Razz was a huge male (a buck). He was very dominant with the other rabbits, but gentle with people and other animals. Buck and Rusty hated being held, and would claw and bite anyone but me. Cotton (a doe) was always afraid. Her heart would race every time she was handled, which broke my heart. All four rabbits were grown when I adopted them. They were “rescues”. I still love rabbits, and have done quite a bit of newborn bunny rescue. I bottle feed orphans and later release them back into the wild. (That is Solo, an orphaned newborn Eastern Cottontail rescue, in my Blog Header.)

With Easter here I would like you to consider these things before adopting a bunny. They are a lot of work. They can be very messy, and they do have a strong odor (especially males). Their need for chewing is constant and can be very destructive. They can be difficult to get along with, for each other as well as for you to handle. Housing them can be challenging. Rabbits need a lot of room to get proper exercise. They can make excellent pets, but rabbits are living animals and require proper care. 

One final note: Please keep in mind that wild rabbits are active now that Spring is here. Rabbits will often create a nest in weeds or grassy areas. Check your yards and lawns, especially before you let pets outside or mow the grass. If you find them, consult with a wildlife rescue professional for assistance. Everyone will be better for it. 


Hoppy Easter!
Solo's release

Physical Therapy and Rehabilitation for Animals


A Guide for the Consumer

By Susan E. Davis

Physical therapy is not only for humans. It is actually beneficial to many animals. Whether the animal is a pampered pet or a working animal, there are many benefits to be gained. This book explains the needs and benefits of physical therapy.

Author Susan E. Davis is a licensed physical therapist. She has more than three decades of experience. She worked initially in human physical therapy, but then veterinary physical therapy became her specialty. She has worked in many settings, from homecare to zoos.
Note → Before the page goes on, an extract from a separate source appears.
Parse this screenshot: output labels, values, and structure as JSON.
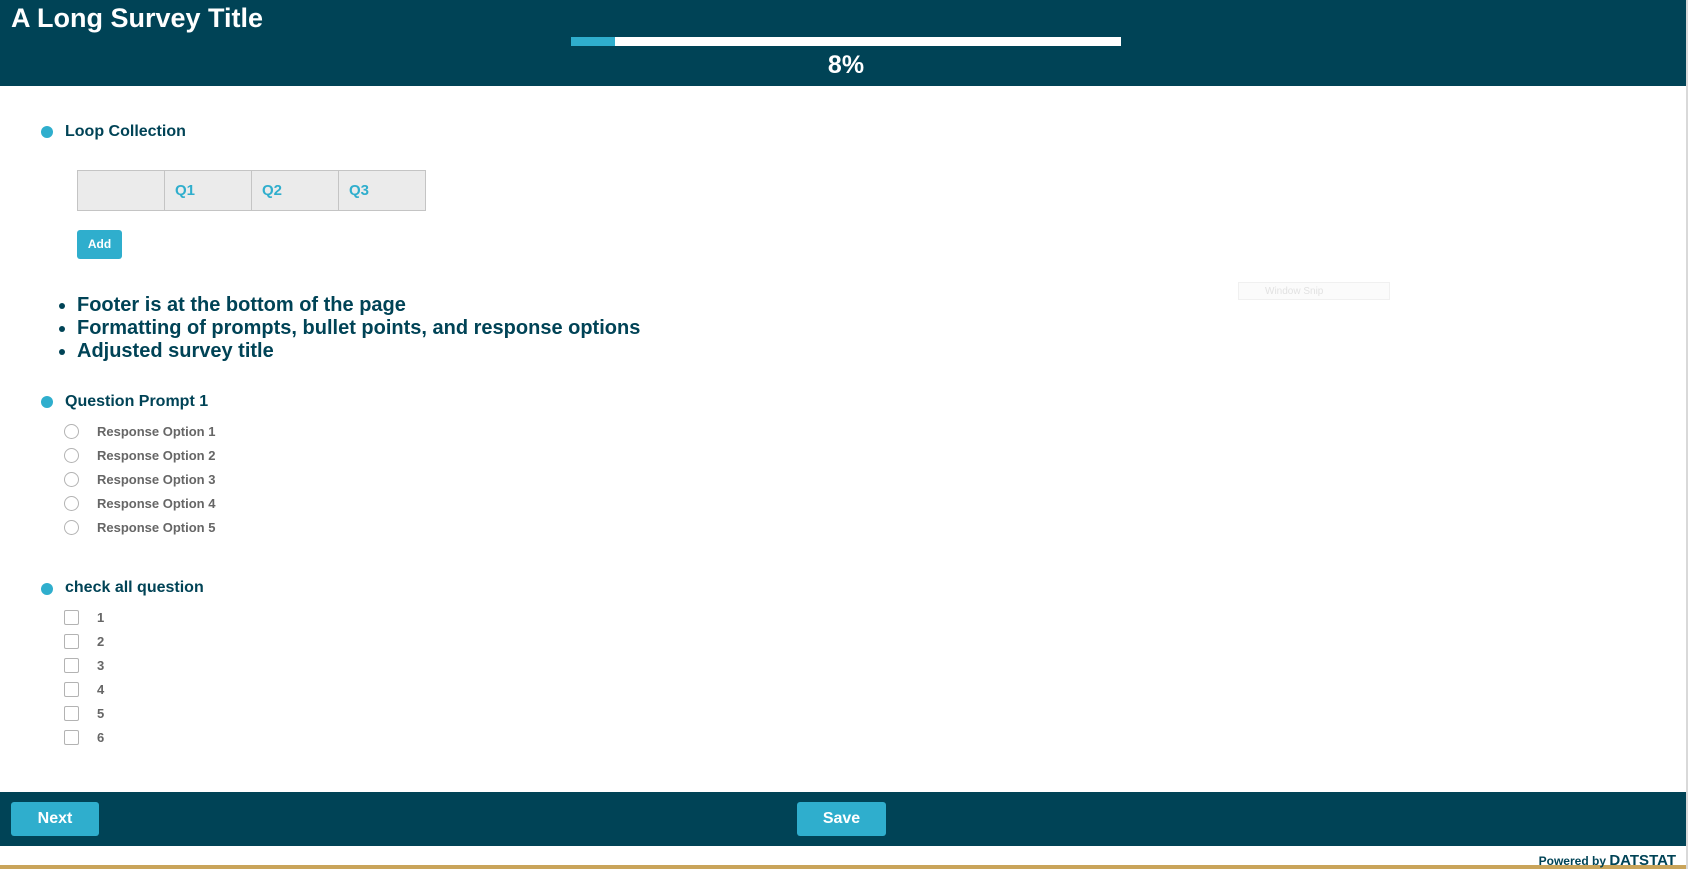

Physical therapy is used for a variety of reasons, treating the various stages of life, illness, injury, and age. Physical therapy can also prevent or treat injuries. This is especially helpful in those who are active or working, whether in a competitive arena or a working situation. It can strengthen or promote healing, depending upon the need and case.
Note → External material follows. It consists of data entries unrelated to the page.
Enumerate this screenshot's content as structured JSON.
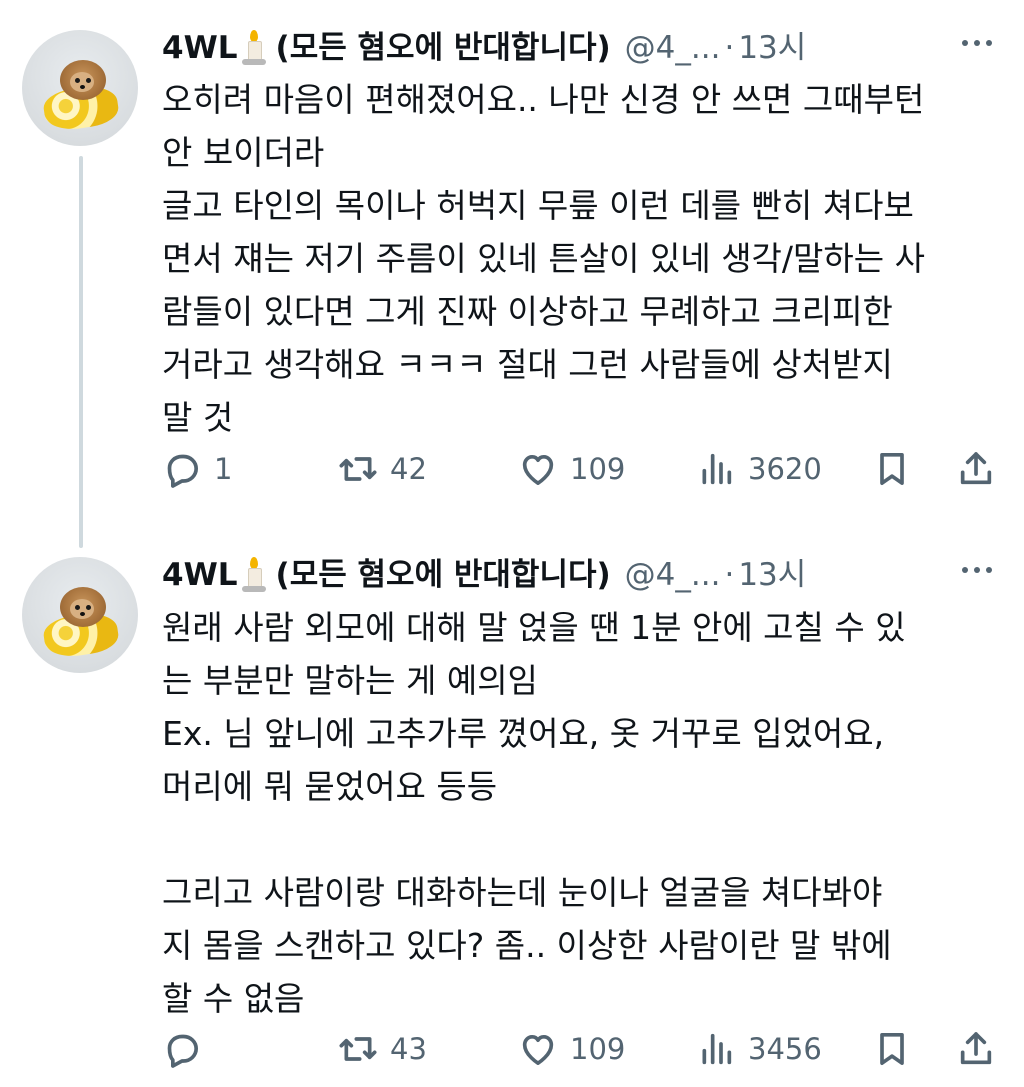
{
  "tweets": [
    {
      "display_name": "4WL",
      "name_suffix": "(모든 혐오에 반대합니다)",
      "handle": "@4_...",
      "separator": "·",
      "time": "13시",
      "text": "오히려 마음이 편해졌어요.. 나만 신경 안 쓰면 그때부턴\n안 보이더라\n글고 타인의 목이나 허벅지 무릎 이런 데를 빤히 쳐다보\n면서 쟤는 저기 주름이 있네 튼살이 있네 생각/말하는 사\n람들이 있다면 그게 진짜 이상하고 무례하고 크리피한\n거라고 생각해요 ㅋㅋㅋ 절대 그런 사람들에 상처받지\n말 것",
      "replies": "1",
      "retweets": "42",
      "likes": "109",
      "views": "3620"
    },
    {
      "display_name": "4WL",
      "name_suffix": "(모든 혐오에 반대합니다)",
      "handle": "@4_...",
      "separator": "·",
      "time": "13시",
      "text": "원래 사람 외모에 대해 말 얹을 땐 1분 안에 고칠 수 있\n는 부분만 말하는 게 예의임\nEx. 님 앞니에 고추가루 꼈어요, 옷 거꾸로 입었어요,\n머리에 뭐 묻었어요 등등\n\n그리고 사람이랑 대화하는데 눈이나 얼굴을 쳐다봐야\n지 몸을 스캔하고 있다? 좀.. 이상한 사람이란 말 밖에\n할 수 없음",
      "replies": "",
      "retweets": "43",
      "likes": "109",
      "views": "3456"
    }
  ],
  "icons": {
    "avatar": "pomeranian-on-yellow-cushion",
    "emoji": "candle-icon",
    "more": "more-icon",
    "reply": "reply-icon",
    "retweet": "retweet-icon",
    "like": "heart-icon",
    "views": "views-icon",
    "bookmark": "bookmark-icon",
    "share": "share-icon"
  },
  "colors": {
    "text": "#0f1419",
    "secondary": "#536471",
    "thread_line": "#cfd9de",
    "background": "#ffffff"
  }
}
In this book, you will learn about the history and evolution of physical therapy. You will also learn about the many methods available, and their particular benefits. There are natural (holistic) methods available. These types of therapy may include Reiki and acupuncture, as well as many other options. Traditional methods may involve splints, wraps, and the use of manipulation or equipment. The reader learns the differences in traction and strengthening, as well as how each one works.
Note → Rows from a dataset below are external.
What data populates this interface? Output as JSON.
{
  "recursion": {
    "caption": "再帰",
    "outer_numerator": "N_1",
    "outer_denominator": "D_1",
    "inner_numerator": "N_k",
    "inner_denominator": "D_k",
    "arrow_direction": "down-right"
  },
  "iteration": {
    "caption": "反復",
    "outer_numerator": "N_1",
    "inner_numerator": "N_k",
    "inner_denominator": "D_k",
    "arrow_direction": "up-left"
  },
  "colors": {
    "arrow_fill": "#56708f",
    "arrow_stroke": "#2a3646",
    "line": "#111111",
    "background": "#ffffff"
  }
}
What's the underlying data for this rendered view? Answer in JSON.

Using actual case studies, you will learn how the type of physical therapy is prescribed. You will then see how it can be utilized properly. Each animal, like each human, is different in both need and capability. Only a qualified healthcare expert can diagnose and prescribe the appropriate method. However, an educated owner can help in maintenance and care of their pets. 

The book is easy to read and use. The author lists related topics and resources along with the appendix. I recommend this book to pet owners, and to those who work with animals. I have used physical therapy, and performed it on my pets. I can attest to its many benefits in healing and in prolonging quality of life. This is an essential volume to those who love the animals in their care.